The task
Give a verbatim copy of the data, leaving the pictures out.

Working data
*** Block opens ***
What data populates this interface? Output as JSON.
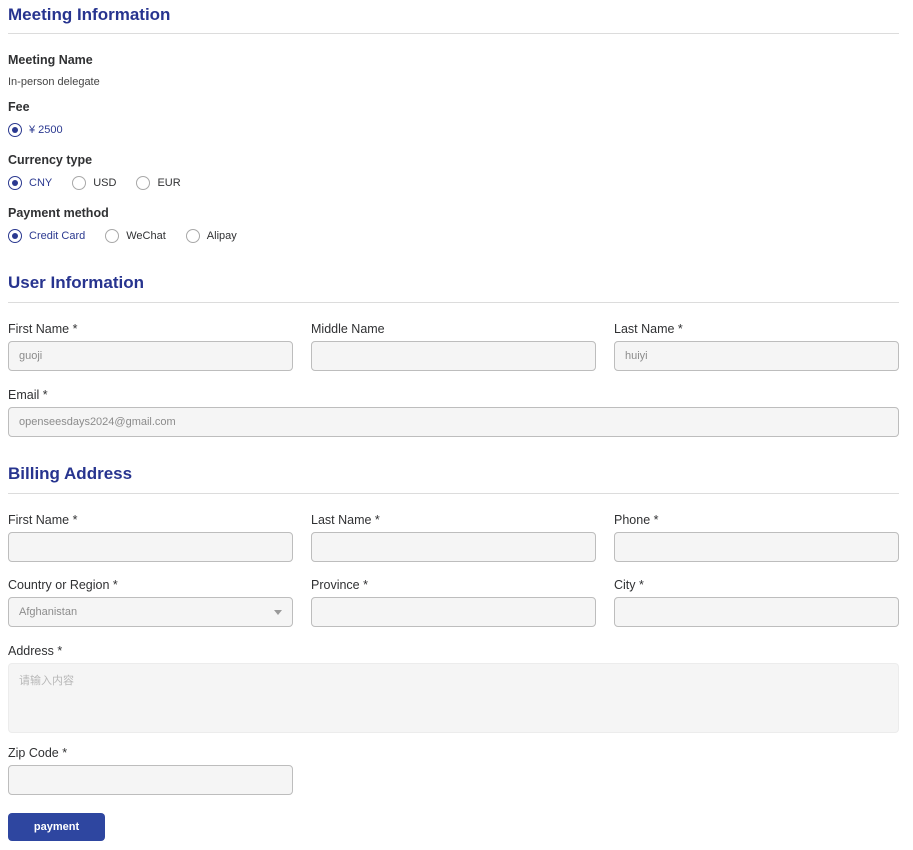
{
  "meeting": {
    "title": "Meeting Information",
    "meeting_name": {
      "label": "Meeting Name",
      "value": "In-person delegate"
    },
    "fee": {
      "label": "Fee",
      "options": [
        {
          "label": "¥ 2500",
          "selected": true
        }
      ],
      "selected": "¥ 2500"
    },
    "currency": {
      "label": "Currency type",
      "options": [
        {
          "label": "CNY",
          "selected": true
        },
        {
          "label": "USD",
          "selected": false
        },
        {
          "label": "EUR",
          "selected": false
        }
      ],
      "selected": "CNY"
    },
    "payment_method": {
      "label": "Payment method",
      "options": [
        {
          "label": "Credit Card",
          "selected": true
        },
        {
          "label": "WeChat",
          "selected": false
        },
        {
          "label": "Alipay",
          "selected": false
        }
      ],
      "selected": "Credit Card"
    }
  },
  "user": {
    "title": "User Information",
    "first_name": {
      "label": "First Name *",
      "value": "guoji"
    },
    "middle_name": {
      "label": "Middle Name",
      "value": ""
    },
    "last_name": {
      "label": "Last Name *",
      "value": "huiyi"
    },
    "email": {
      "label": "Email *",
      "value": "openseesdays2024@gmail.com"
    }
  },
  "billing": {
    "title": "Billing Address",
    "first_name": {
      "label": "First Name *",
      "value": ""
    },
    "last_name": {
      "label": "Last Name *",
      "value": ""
    },
    "phone": {
      "label": "Phone *",
      "value": ""
    },
    "country": {
      "label": "Country or Region *",
      "value": "Afghanistan"
    },
    "province": {
      "label": "Province *",
      "value": ""
    },
    "city": {
      "label": "City *",
      "value": ""
    },
    "address": {
      "label": "Address *",
      "value": "",
      "placeholder": "请输入内容"
    },
    "zip": {
      "label": "Zip Code *",
      "value": ""
    }
  },
  "actions": {
    "payment": "payment"
  },
  "colors": {
    "heading": "#27348f",
    "accent": "#2b3990",
    "button": "#2e46a0",
    "input_bg": "#f5f5f5",
    "input_border": "#bdbdbd",
    "divider": "#dcdcdc"
  }
}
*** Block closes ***
Task answer
What data populates this interface? Output as JSON.
{
  "meeting": {
    "title": "Meeting Information",
    "meeting_name": {
      "label": "Meeting Name",
      "value": "In-person delegate"
    },
    "fee": {
      "label": "Fee",
      "options": [
        {
          "label": "¥ 2500",
          "selected": true
        }
      ],
      "selected": "¥ 2500"
    },
    "currency": {
      "label": "Currency type",
      "options": [
        {
          "label": "CNY",
          "selected": true
        },
        {
          "label": "USD",
          "selected": false
        },
        {
          "label": "EUR",
          "selected": false
        }
      ],
      "selected": "CNY"
    },
    "payment_method": {
      "label": "Payment method",
      "options": [
        {
          "label": "Credit Card",
          "selected": true
        },
        {
          "label": "WeChat",
          "selected": false
        },
        {
          "label": "Alipay",
          "selected": false
        }
      ],
      "selected": "Credit Card"
    }
  },
  "user": {
    "title": "User Information",
    "first_name": {
      "label": "First Name *",
      "value": "guoji"
    },
    "middle_name": {
      "label": "Middle Name",
      "value": ""
    },
    "last_name": {
      "label": "Last Name *",
      "value": "huiyi"
    },
    "email": {
      "label": "Email *",
      "value": "openseesdays2024@gmail.com"
    }
  },
  "billing": {
    "title": "Billing Address",
    "first_name": {
      "label": "First Name *",
      "value": ""
    },
    "last_name": {
      "label": "Last Name *",
      "value": ""
    },
    "phone": {
      "label": "Phone *",
      "value": ""
    },
    "country": {
      "label": "Country or Region *",
      "value": "Afghanistan"
    },
    "province": {
      "label": "Province *",
      "value": ""
    },
    "city": {
      "label": "City *",
      "value": ""
    },
    "address": {
      "label": "Address *",
      "value": "",
      "placeholder": "请输入内容"
    },
    "zip": {
      "label": "Zip Code *",
      "value": ""
    }
  },
  "actions": {
    "payment": "payment"
  },
  "colors": {
    "heading": "#27348f",
    "accent": "#2b3990",
    "button": "#2e46a0",
    "input_bg": "#f5f5f5",
    "input_border": "#bdbdbd",
    "divider": "#dcdcdc"
  }
}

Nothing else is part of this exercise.